Farmers who suffered crop damage from natural disasters in 2018 and 2019, like Hurricane Michael, can apply for federal assistance through a U.S. Department of Agriculture program beginning Wednesday.
U.S. Secretary of Agriculture Sonny Perdue announced Monday that funds are available to qualifying farmers through the Wildfire and Hurricane Indemnity Program Plus. Farmers in counties that received a presidential or secretarial disaster declaration can sign up for the program through their local USDA service offices or by visiting www.farmers.gov/recover.
In Alabama, farmers in the Wiregrass counties of Houston, Henry, Geneva, Barbour, Dale, and Pike qualify mainly because of Hurricane Michael.
Farmers in counties without disaster declarations can still apply but must provide documentation proving a qualifying event caused damage to their crops. Because another program covers grazing and livestock losses, those do not qualify for WHIP+ funding.

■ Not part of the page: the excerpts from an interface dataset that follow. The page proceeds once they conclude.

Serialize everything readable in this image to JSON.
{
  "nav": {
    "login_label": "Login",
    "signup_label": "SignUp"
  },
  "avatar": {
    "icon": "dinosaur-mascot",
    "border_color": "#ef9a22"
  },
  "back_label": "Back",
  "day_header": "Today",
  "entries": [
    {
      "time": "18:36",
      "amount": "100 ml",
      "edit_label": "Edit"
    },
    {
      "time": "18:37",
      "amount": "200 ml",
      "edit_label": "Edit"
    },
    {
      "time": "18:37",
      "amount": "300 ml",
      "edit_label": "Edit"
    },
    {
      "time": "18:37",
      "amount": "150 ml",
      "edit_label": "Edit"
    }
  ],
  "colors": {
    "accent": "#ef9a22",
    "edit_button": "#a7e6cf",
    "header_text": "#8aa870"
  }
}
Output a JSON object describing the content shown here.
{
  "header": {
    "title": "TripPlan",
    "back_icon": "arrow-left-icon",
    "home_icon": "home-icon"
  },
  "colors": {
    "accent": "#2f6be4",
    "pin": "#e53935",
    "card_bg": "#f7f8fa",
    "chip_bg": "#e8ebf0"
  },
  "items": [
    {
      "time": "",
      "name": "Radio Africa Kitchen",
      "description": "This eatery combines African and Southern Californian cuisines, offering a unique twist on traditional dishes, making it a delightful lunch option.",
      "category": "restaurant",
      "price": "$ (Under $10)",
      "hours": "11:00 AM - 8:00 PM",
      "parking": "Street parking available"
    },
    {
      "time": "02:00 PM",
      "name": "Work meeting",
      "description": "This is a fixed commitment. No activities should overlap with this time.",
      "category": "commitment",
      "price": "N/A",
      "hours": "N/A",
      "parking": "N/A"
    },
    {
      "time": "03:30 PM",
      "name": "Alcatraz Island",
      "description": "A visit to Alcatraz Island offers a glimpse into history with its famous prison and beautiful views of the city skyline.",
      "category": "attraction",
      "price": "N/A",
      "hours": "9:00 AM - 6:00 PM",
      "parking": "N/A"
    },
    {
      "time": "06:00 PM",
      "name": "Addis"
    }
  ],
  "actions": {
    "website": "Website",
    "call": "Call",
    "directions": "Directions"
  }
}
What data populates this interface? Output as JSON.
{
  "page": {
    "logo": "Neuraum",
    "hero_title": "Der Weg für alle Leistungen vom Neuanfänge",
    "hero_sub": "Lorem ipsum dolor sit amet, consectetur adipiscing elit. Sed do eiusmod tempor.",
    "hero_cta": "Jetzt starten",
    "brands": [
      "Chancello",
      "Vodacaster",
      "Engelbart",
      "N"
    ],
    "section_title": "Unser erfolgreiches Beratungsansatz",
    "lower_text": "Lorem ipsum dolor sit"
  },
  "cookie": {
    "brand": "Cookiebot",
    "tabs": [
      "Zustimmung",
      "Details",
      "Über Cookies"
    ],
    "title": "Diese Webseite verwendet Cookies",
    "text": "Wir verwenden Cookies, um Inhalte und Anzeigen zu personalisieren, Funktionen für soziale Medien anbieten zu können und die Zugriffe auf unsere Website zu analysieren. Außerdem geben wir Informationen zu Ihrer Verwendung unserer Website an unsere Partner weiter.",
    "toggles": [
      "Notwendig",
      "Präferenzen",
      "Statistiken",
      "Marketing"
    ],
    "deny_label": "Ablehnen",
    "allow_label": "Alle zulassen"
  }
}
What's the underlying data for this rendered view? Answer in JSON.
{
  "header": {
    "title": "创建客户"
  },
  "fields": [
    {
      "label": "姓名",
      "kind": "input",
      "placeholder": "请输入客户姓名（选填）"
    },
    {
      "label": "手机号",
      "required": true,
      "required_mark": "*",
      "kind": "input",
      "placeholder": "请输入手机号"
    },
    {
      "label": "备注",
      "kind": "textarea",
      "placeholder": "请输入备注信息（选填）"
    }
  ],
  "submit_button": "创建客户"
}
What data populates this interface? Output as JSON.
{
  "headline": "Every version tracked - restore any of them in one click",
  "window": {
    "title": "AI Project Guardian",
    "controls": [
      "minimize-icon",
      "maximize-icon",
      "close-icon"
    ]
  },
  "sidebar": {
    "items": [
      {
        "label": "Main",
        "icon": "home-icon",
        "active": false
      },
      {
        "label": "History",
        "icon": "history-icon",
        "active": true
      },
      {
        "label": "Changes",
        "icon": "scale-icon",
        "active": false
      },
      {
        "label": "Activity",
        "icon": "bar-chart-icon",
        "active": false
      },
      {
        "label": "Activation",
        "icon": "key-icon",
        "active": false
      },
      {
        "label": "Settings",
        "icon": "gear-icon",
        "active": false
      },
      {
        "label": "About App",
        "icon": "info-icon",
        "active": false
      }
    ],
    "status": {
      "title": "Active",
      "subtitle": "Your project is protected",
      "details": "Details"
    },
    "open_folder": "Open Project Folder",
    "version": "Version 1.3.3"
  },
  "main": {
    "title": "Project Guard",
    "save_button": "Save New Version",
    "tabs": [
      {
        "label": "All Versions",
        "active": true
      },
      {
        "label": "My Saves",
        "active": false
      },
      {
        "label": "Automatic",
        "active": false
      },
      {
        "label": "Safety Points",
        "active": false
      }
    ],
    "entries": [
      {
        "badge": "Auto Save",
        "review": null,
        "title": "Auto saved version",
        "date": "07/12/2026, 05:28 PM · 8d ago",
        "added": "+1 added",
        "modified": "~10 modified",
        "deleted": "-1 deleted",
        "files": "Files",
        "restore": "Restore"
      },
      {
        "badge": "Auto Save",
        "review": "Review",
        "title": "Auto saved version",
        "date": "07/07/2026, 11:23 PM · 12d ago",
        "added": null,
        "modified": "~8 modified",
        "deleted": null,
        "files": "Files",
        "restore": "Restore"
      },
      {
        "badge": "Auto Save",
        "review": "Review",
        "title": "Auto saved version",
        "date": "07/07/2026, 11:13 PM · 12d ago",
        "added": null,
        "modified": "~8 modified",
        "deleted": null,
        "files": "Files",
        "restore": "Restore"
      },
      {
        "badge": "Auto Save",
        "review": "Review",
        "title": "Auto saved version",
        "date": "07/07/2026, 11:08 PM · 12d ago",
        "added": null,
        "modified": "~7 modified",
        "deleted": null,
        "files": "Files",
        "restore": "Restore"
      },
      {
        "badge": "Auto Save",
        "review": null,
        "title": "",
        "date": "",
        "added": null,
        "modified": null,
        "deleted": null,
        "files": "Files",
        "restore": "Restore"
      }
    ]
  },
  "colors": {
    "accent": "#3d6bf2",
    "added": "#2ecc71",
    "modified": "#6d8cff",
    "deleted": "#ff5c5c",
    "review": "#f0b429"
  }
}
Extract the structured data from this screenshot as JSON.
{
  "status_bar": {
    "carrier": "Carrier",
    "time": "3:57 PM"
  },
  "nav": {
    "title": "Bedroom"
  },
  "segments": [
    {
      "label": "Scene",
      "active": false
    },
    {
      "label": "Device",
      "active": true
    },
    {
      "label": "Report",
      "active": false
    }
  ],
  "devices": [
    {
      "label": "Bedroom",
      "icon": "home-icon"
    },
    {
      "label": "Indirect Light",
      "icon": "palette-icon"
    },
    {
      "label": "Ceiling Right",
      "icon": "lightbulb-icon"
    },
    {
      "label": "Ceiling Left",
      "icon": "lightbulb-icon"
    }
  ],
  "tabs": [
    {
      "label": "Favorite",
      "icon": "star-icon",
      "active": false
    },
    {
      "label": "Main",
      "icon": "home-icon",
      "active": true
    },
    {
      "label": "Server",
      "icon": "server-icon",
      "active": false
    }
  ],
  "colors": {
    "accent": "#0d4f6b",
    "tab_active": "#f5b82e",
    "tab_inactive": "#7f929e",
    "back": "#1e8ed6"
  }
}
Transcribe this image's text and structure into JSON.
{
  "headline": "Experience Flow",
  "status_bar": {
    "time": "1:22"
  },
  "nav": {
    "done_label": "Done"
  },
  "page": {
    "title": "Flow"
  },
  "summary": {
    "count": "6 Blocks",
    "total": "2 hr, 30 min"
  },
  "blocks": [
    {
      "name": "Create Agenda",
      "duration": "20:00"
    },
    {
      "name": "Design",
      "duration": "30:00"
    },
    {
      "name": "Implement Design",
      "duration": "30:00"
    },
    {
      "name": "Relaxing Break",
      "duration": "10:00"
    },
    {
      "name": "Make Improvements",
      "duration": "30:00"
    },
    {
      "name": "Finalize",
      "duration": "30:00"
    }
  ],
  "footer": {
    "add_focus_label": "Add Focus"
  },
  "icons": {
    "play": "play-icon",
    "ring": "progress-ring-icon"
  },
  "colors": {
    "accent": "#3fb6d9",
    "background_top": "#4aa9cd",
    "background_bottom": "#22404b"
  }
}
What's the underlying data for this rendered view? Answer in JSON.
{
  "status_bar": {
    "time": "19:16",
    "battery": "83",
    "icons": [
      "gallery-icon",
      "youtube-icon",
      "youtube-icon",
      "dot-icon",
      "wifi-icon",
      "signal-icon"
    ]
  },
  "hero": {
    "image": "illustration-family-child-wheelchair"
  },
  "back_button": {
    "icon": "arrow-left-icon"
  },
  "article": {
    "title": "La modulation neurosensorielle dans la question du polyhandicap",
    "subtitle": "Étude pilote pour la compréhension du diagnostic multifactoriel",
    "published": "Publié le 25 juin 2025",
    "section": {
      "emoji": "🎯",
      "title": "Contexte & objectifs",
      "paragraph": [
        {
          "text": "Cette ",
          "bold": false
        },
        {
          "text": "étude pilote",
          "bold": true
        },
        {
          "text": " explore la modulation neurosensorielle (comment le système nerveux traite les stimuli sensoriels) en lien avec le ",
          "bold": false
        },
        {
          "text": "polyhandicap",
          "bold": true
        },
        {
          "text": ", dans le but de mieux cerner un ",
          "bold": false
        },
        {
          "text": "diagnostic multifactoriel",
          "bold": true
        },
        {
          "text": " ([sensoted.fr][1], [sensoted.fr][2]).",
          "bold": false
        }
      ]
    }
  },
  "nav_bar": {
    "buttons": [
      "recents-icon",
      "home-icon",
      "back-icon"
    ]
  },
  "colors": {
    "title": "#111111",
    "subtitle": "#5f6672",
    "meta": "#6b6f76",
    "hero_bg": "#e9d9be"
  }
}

“U.S. agriculture has been dealt a hefty blow by extreme weather over the last several years, and 2019 is no exception,” Perdue said. “The scope of this year’s prevented planting alone is devastating, and although these disaster program benefits will not make producers whole, we hope the assistance will ease some of the financial strain farmers, ranchers and their families are experiencing.
“President (Donald) Trump has the backs of our farmers, and we are working to support America’s great patriot farmers.”
Lawmakers made the funding available when Congress passed a disaster relief package worth more than $3 billion in June. The package includes funding for farmers who could not plant eligible crops in 2019 due to disasters.
Follow Jeremy Wise on Twitter @DEgovbeat